Not everyone can say their great-granddad is in a museum,” says 15-year-old Christian Harris, noting his pride in being Teenie Harris’ great-grandson. A sophomore at Penn Hills High School, the young Harris enjoys football, wrestling, and baseball. He also loves—what else?—taking pictures. When he started taking photographs at about the age of 10, his grandfather Lionel, Teenie’s third son, decided to tell him about his famous relative. “The more I knew, the more I wanted to know,” he explains, adding that photography is simply in his blood. He particularly likes taking images of nature. “If I see a good sky, I’ll take a picture of it,” says Harris. The teenager never had the opportunity to meet his famous great-grandfather, whom he affectionately calls “Dad,” but says he loves him just the same. Given Christian’s love of sports, it’s no surprise he chose this 1955 photograph of men playing a pickup game outside a steel mill.

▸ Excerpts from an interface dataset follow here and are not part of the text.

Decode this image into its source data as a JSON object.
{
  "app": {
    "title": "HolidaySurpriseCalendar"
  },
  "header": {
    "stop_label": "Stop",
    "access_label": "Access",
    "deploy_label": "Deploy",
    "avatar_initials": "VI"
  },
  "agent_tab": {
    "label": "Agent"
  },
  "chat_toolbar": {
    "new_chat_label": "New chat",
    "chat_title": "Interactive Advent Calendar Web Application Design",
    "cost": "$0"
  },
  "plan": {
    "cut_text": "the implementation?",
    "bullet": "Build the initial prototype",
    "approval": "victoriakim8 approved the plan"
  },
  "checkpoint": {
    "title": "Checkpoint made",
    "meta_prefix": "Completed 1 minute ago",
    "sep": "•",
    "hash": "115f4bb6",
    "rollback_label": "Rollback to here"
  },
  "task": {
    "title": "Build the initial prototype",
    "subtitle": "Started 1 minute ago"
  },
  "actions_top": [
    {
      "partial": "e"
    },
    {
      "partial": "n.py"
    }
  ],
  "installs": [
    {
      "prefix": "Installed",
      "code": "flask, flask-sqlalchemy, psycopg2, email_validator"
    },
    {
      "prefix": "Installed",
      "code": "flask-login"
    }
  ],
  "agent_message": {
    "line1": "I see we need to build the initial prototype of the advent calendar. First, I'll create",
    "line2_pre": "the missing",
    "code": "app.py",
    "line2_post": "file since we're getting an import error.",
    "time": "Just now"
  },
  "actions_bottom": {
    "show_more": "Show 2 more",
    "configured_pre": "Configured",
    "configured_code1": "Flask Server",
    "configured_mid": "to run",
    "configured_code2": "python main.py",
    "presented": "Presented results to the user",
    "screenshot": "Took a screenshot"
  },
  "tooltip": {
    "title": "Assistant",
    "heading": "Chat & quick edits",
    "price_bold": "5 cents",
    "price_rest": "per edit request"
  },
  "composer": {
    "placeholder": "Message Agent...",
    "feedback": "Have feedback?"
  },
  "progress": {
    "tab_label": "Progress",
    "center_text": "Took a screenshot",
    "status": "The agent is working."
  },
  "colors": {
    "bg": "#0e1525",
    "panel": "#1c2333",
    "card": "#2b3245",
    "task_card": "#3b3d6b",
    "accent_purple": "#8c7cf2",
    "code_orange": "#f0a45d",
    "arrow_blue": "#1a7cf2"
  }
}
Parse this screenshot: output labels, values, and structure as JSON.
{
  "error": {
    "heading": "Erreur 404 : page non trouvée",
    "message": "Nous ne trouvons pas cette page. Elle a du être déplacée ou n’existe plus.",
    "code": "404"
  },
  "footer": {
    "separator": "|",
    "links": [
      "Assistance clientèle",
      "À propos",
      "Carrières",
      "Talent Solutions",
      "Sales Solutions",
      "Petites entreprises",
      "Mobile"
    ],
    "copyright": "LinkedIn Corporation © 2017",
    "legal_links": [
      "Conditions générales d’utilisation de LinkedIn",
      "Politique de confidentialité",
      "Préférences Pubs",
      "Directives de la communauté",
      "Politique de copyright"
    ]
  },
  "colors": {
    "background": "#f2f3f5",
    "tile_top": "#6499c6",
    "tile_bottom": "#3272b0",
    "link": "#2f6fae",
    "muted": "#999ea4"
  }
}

Charles “Teenie” Harris, Sandlot baseball players outside steel mill, 1955, Heinz Family Fund, Teenie Harris Archive © 2006 Carnegie Museum of Art, Pittsburgh

I like it because, even though it wasn’t a major league game, my great-granddad still took a picture of it. Dad would take photos of pickup games, minor league games, Negro League games; it didn’t matter to him what kind of game it was, if he wanted to take a picture he would go ahead and snap. It shows his love of taking pictures. Other photographers might have said, “Oh this is just a pickup game. It’s not important.” But not Dad. When he wanted to take a picture, he did just that. The picture also shows his love for baseball and sports. In general Dad loved to play baseball—absolutely loved it! That’s one of the reasons I’m into baseball today.



Also in this issue:

The ABCs of Discovery  ·  International Negotiations  ·  The Art of Reading a Face  ·  Director's Note  ·  NewsWorthy  ·  Face Time: Linda Ortenzo  ·  About Town: Game On  ·  Artistic License: Contemporary Craft  ·  The Big Picture